I start by joining colleagues in praising the work of our emergency services and flood responses around the country. The constituency of Runnymede and Weybridge has the Thames on our border. We have several different rivers going through the constituency that are liable to flooding. Given the limited time, I will not meander like the Thames, but focus on what is, in some ways, a love letter to the River Thames scheme that urgently needs to be built.

Much of our land is on a floodplain. Building on floodplains is not new. Many areas of this country are on reclaimed land. Indeed, Chertsey in my constituency, the site of a Benedictine abbey, was originally known as Chertsey Island.

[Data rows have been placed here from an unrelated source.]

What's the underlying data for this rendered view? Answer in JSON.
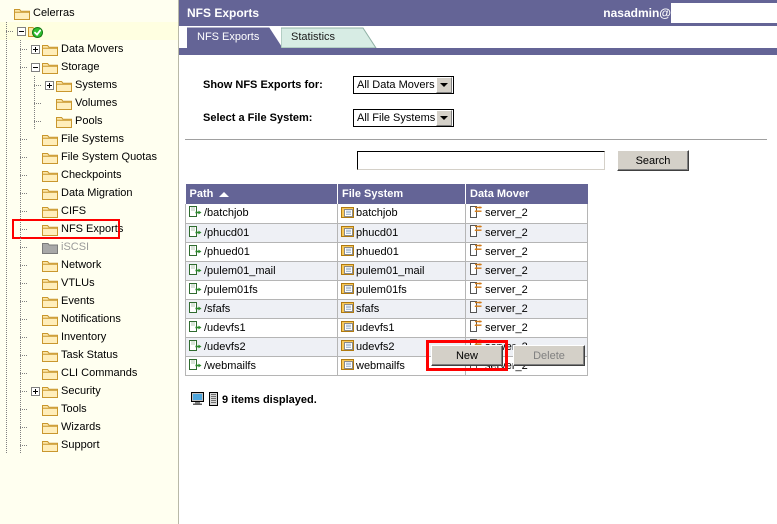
{
  "colors": {
    "accent_purple": "#646496",
    "sidebar_bg": "#fffff0",
    "tab_inactive": "#d7ece4",
    "highlight_red": "#ff0000",
    "row_alt": "#eef0f5"
  },
  "sidebar": {
    "root_label": "Celerras",
    "items": [
      {
        "label": "Celerras",
        "depth": 0,
        "toggle": "none",
        "icon": "folder-icon"
      },
      {
        "label": "",
        "depth": 1,
        "toggle": "minus",
        "icon": "green-check-icon",
        "highlighted": true
      },
      {
        "label": "Data Movers",
        "depth": 2,
        "toggle": "plus",
        "icon": "folder-icon"
      },
      {
        "label": "Storage",
        "depth": 2,
        "toggle": "minus",
        "icon": "folder-icon"
      },
      {
        "label": "Systems",
        "depth": 3,
        "toggle": "plus",
        "icon": "folder-icon"
      },
      {
        "label": "Volumes",
        "depth": 3,
        "toggle": "none",
        "icon": "folder-icon"
      },
      {
        "label": "Pools",
        "depth": 3,
        "toggle": "none",
        "icon": "folder-icon"
      },
      {
        "label": "File Systems",
        "depth": 2,
        "toggle": "none",
        "icon": "folder-icon"
      },
      {
        "label": "File System Quotas",
        "depth": 2,
        "toggle": "none",
        "icon": "folder-icon"
      },
      {
        "label": "Checkpoints",
        "depth": 2,
        "toggle": "none",
        "icon": "folder-icon"
      },
      {
        "label": "Data Migration",
        "depth": 2,
        "toggle": "none",
        "icon": "folder-icon"
      },
      {
        "label": "CIFS",
        "depth": 2,
        "toggle": "none",
        "icon": "folder-icon"
      },
      {
        "label": "NFS Exports",
        "depth": 2,
        "toggle": "none",
        "icon": "folder-icon",
        "selected": true
      },
      {
        "label": "iSCSI",
        "depth": 2,
        "toggle": "none",
        "icon": "folder-disabled-icon",
        "disabled": true
      },
      {
        "label": "Network",
        "depth": 2,
        "toggle": "none",
        "icon": "folder-icon"
      },
      {
        "label": "VTLUs",
        "depth": 2,
        "toggle": "none",
        "icon": "folder-icon"
      },
      {
        "label": "Events",
        "depth": 2,
        "toggle": "none",
        "icon": "folder-icon"
      },
      {
        "label": "Notifications",
        "depth": 2,
        "toggle": "none",
        "icon": "folder-icon"
      },
      {
        "label": "Inventory",
        "depth": 2,
        "toggle": "none",
        "icon": "folder-icon"
      },
      {
        "label": "Task Status",
        "depth": 2,
        "toggle": "none",
        "icon": "folder-icon"
      },
      {
        "label": "CLI Commands",
        "depth": 2,
        "toggle": "none",
        "icon": "folder-icon"
      },
      {
        "label": "Security",
        "depth": 2,
        "toggle": "plus",
        "icon": "folder-icon"
      },
      {
        "label": "Tools",
        "depth": 2,
        "toggle": "none",
        "icon": "folder-icon"
      },
      {
        "label": "Wizards",
        "depth": 2,
        "toggle": "none",
        "icon": "folder-icon"
      },
      {
        "label": "Support",
        "depth": 2,
        "toggle": "none",
        "icon": "folder-icon"
      }
    ]
  },
  "header": {
    "title": "NFS Exports",
    "user": "nasadmin@"
  },
  "tabs": [
    {
      "label": "NFS Exports",
      "active": true
    },
    {
      "label": "Statistics",
      "active": false
    }
  ],
  "filters": [
    {
      "label": "Show NFS Exports for:",
      "value": "All Data Movers"
    },
    {
      "label": "Select a File System:",
      "value": "All File Systems"
    }
  ],
  "search": {
    "value": "",
    "placeholder": "",
    "button_label": "Search"
  },
  "table": {
    "columns": [
      {
        "label": "Path",
        "sorted": "asc"
      },
      {
        "label": "File System",
        "sorted": ""
      },
      {
        "label": "Data Mover",
        "sorted": ""
      }
    ],
    "rows": [
      {
        "path": "/batchjob",
        "file_system": "batchjob",
        "data_mover": "server_2"
      },
      {
        "path": "/phucd01",
        "file_system": "phucd01",
        "data_mover": "server_2"
      },
      {
        "path": "/phued01",
        "file_system": "phued01",
        "data_mover": "server_2"
      },
      {
        "path": "/pulem01_mail",
        "file_system": "pulem01_mail",
        "data_mover": "server_2"
      },
      {
        "path": "/pulem01fs",
        "file_system": "pulem01fs",
        "data_mover": "server_2"
      },
      {
        "path": "/sfafs",
        "file_system": "sfafs",
        "data_mover": "server_2"
      },
      {
        "path": "/udevfs1",
        "file_system": "udevfs1",
        "data_mover": "server_2"
      },
      {
        "path": "/udevfs2",
        "file_system": "udevfs2",
        "data_mover": "server_2"
      },
      {
        "path": "/webmailfs",
        "file_system": "webmailfs",
        "data_mover": "server_2"
      }
    ]
  },
  "status": {
    "text": "9 items displayed."
  },
  "footer": {
    "new_label": "New",
    "delete_label": "Delete",
    "delete_disabled": true,
    "new_highlighted": true
  }
}
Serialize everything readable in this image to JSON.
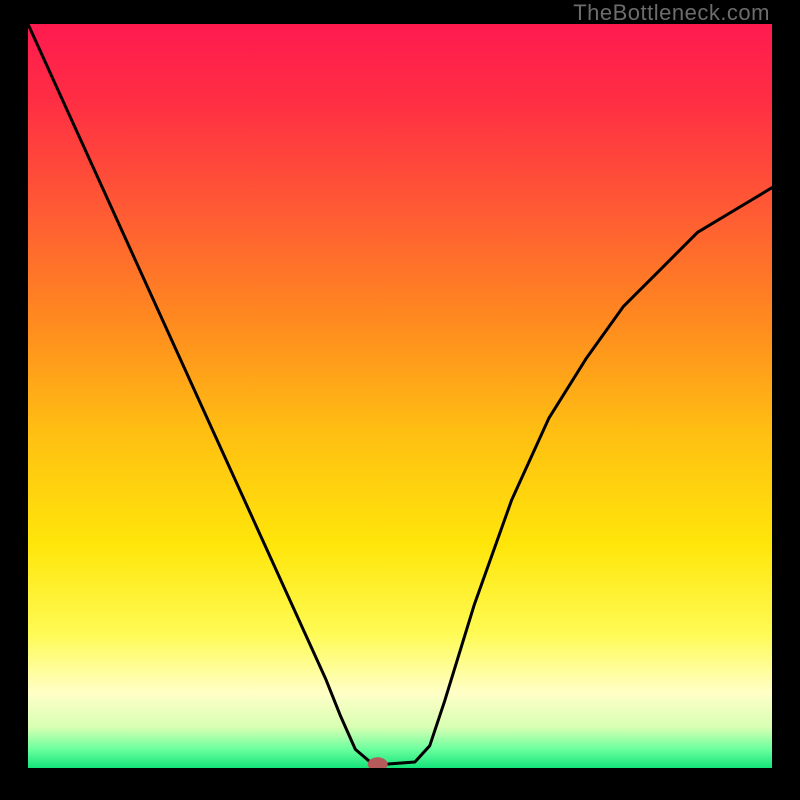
{
  "watermark": "TheBottleneck.com",
  "chart_data": {
    "type": "line",
    "title": "",
    "xlabel": "",
    "ylabel": "",
    "xlim": [
      0,
      100
    ],
    "ylim": [
      0,
      100
    ],
    "x": [
      0,
      5,
      10,
      15,
      20,
      25,
      30,
      35,
      40,
      42,
      44,
      46,
      47,
      48,
      52,
      54,
      56,
      60,
      65,
      70,
      75,
      80,
      85,
      90,
      95,
      100
    ],
    "values": [
      100,
      89,
      78,
      67,
      56,
      45,
      34,
      23,
      12,
      7,
      2.5,
      0.8,
      0.5,
      0.5,
      0.8,
      3,
      9,
      22,
      36,
      47,
      55,
      62,
      67,
      72,
      75,
      78
    ],
    "marker": {
      "x": 47,
      "y": 0.5
    },
    "gradient_stops": [
      {
        "pos": 0.0,
        "color": "#ff1a4f"
      },
      {
        "pos": 0.1,
        "color": "#ff2d44"
      },
      {
        "pos": 0.25,
        "color": "#ff5a34"
      },
      {
        "pos": 0.4,
        "color": "#ff8a1f"
      },
      {
        "pos": 0.55,
        "color": "#ffbf12"
      },
      {
        "pos": 0.7,
        "color": "#ffe60a"
      },
      {
        "pos": 0.82,
        "color": "#fffb55"
      },
      {
        "pos": 0.9,
        "color": "#ffffc8"
      },
      {
        "pos": 0.945,
        "color": "#d8ffb3"
      },
      {
        "pos": 0.975,
        "color": "#6bff9e"
      },
      {
        "pos": 1.0,
        "color": "#14e47a"
      }
    ],
    "line_color": "#000000",
    "marker_color": "#b55a5a"
  }
}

Clearly, we need to prevent further development on unprotected floodplains, but that is not enough. We also need to protect our developments that are already there—our homes, our businesses and our land. Many of my constituents are persecuted by perennial flood warnings and alerts. Watching your garden gradually flood, praying that it does not reach your house, is not a way to spend Christmas, but that is the experience that many of my constituents had last year.

Flooding is increasingly a natural threat to our communities, and the protections that we need cannot be underestimated. The River Thames scheme—a scheme of flood defences for my constituency and others—promises to protect our homes and businesses. I do not know how much steel the River Thames scheme may need, but I do hope that it comes from Scunthorpe. The tragedy of the 2014 flooding in Runnymede and Weybridge leaves us in no doubt of the urgent need for the River Thames scheme. I look forward to working on this with the Environment Agency, DEFRA and other key stake- holders, including Surrey County Council, which has done much of the heavy lifting in driving this project forwards.

But it will still take many years to get the River Thames scheme built, so we need to turn our attention to flood mitigation. Local community flood groups are excellent, and they are a crucial part of building resilience, as is the Flood Re scheme. Flood Re has made it easier for domestic customers to claim insurance, but there are also large numbers of small businesses affected in many of our constituencies, as we have heard from hon. Members across the House. Flooding of these businesses means that they find it very difficult to recover, especially the smaller ones in small economies. We need to consider how we can mitigate the risks and damages to businesses when flooding occurs.

Prevention is better than cure. It is clear that the Government are leading the way with the Environment Bill and our commitments on the environment—meeting net zero by 2050, and introducing long-term, legally binding targets on biodiversity, air quality, water, and resource and waste efficiency—but we still need to get our defences built.

The motion calls for a review. Rather than another review and a pointless waste of money, we need action and investment in flood defence infrastructure. I welcome the Government’s pledge to invest in flood defence schemes across the country. The River Thames scheme will provide not only flood defences but a community asset of natural parks and paths that we can treasure and use to turn disadvantage into opportunity.